Filter the lines below, keeping each one that holds "codebase".

● ● ●

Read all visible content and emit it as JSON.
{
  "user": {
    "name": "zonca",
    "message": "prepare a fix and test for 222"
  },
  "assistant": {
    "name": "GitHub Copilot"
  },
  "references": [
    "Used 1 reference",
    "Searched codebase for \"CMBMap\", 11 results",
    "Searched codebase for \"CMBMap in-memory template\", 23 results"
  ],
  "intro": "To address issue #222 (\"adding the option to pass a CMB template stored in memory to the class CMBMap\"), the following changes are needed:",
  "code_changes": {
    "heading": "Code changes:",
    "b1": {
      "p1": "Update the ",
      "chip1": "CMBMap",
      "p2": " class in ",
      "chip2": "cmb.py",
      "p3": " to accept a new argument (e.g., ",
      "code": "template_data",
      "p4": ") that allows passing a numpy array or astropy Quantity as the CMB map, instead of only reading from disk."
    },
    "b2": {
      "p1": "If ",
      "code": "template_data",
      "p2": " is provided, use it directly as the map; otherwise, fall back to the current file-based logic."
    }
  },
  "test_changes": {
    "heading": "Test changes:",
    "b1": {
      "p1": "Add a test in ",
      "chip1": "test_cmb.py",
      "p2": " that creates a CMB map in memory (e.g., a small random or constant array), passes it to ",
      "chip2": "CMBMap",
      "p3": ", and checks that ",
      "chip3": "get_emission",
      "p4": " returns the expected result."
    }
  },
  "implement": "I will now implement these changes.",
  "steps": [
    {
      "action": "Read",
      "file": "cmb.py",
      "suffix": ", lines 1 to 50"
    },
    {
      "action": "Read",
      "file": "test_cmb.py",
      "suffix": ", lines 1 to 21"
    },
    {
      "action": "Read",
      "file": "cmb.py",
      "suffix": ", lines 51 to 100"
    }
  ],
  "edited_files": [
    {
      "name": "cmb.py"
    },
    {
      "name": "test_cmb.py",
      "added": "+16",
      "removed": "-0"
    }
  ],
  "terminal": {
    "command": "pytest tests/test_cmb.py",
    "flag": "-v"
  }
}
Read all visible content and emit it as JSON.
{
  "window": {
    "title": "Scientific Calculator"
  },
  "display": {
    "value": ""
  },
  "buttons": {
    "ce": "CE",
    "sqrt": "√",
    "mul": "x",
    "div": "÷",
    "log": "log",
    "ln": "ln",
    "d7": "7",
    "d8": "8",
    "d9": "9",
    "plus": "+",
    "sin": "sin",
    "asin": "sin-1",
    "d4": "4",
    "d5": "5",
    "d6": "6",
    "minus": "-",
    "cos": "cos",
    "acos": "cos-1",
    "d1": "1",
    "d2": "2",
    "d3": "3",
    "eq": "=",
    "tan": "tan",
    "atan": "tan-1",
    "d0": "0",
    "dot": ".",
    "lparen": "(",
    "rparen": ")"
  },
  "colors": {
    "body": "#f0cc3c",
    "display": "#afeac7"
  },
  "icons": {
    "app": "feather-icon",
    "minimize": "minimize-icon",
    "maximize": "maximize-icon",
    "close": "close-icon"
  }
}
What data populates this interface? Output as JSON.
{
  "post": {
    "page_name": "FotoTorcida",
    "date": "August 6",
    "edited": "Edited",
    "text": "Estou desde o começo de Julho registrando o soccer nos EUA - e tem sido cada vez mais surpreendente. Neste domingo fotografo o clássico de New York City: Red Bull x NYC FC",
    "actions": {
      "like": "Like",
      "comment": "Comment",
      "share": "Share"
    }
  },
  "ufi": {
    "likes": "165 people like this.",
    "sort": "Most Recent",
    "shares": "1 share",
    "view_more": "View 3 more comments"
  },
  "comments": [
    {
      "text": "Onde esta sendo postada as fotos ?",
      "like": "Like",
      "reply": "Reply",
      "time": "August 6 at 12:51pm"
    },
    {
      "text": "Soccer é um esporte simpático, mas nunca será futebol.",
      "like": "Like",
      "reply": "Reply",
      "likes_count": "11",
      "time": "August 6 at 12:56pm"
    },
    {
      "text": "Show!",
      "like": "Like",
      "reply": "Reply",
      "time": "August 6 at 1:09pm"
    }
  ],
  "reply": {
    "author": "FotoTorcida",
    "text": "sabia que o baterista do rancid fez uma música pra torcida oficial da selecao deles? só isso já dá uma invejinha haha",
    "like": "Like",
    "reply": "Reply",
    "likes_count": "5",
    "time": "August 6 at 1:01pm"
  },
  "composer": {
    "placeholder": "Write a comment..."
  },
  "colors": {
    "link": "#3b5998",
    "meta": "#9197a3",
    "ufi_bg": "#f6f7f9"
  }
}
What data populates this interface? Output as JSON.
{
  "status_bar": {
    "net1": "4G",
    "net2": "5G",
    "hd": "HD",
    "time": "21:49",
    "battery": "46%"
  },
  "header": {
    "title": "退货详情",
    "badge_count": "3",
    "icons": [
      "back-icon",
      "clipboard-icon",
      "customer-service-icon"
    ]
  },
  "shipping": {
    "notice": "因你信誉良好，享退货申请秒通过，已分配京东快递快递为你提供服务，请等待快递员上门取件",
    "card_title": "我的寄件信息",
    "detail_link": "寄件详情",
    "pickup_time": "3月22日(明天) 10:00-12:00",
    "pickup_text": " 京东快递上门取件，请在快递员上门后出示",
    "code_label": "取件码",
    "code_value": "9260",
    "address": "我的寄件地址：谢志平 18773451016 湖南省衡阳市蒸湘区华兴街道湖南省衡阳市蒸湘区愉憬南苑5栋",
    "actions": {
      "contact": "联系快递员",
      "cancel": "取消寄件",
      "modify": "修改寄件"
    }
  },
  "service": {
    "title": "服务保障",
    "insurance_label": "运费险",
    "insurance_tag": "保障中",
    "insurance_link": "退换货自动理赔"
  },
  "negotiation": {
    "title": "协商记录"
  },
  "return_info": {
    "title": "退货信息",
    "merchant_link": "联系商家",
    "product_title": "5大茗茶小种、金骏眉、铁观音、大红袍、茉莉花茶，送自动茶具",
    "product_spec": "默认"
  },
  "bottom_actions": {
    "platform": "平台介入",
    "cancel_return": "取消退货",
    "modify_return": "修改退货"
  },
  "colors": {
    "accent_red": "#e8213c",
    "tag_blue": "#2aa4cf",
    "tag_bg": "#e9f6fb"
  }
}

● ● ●

■ Exercise answer ■
    "Searched codebase for \"CMBMap\", 11 results",
    "Searched codebase for \"CMBMap in-memory template\", 23 results"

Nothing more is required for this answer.